= Action item =
Check each line of the data, and copy those where "image" appears.

*** Records provided ***

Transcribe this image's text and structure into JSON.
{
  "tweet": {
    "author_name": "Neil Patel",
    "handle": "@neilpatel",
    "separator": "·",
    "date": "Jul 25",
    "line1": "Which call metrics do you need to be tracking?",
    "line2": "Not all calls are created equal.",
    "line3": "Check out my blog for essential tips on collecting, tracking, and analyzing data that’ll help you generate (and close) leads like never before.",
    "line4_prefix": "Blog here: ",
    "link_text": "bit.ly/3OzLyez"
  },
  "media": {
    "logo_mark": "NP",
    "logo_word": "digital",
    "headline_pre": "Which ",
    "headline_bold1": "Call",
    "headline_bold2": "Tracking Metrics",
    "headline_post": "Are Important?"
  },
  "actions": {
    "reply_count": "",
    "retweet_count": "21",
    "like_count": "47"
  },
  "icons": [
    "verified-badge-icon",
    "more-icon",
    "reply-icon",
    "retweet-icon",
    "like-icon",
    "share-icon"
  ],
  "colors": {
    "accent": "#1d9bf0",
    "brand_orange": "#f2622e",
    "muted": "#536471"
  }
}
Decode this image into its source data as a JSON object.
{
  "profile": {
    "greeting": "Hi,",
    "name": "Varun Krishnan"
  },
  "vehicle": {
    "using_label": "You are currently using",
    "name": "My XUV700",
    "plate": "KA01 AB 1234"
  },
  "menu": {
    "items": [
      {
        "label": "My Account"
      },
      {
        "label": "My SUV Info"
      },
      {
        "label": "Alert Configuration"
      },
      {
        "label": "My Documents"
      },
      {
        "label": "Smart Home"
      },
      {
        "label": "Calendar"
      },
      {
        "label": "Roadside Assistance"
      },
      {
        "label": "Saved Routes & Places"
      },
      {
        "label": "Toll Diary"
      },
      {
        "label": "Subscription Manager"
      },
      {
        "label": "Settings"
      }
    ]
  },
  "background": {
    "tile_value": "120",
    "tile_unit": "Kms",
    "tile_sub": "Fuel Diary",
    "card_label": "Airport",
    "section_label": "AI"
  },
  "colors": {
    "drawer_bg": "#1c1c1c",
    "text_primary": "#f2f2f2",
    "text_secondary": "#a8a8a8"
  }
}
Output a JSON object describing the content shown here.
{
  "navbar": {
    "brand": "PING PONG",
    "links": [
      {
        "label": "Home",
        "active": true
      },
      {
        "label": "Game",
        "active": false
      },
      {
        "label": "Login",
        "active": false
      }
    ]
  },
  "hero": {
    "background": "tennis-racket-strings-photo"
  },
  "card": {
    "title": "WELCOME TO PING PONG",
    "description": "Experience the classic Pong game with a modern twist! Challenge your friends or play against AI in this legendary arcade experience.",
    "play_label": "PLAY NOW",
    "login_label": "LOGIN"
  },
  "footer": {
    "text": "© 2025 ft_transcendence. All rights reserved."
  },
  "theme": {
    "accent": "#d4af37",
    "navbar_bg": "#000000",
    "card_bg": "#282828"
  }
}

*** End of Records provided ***

= Result for this task =
Transcribe this image's text and structure into JSON.
Decode this image into its source data as a JSON object.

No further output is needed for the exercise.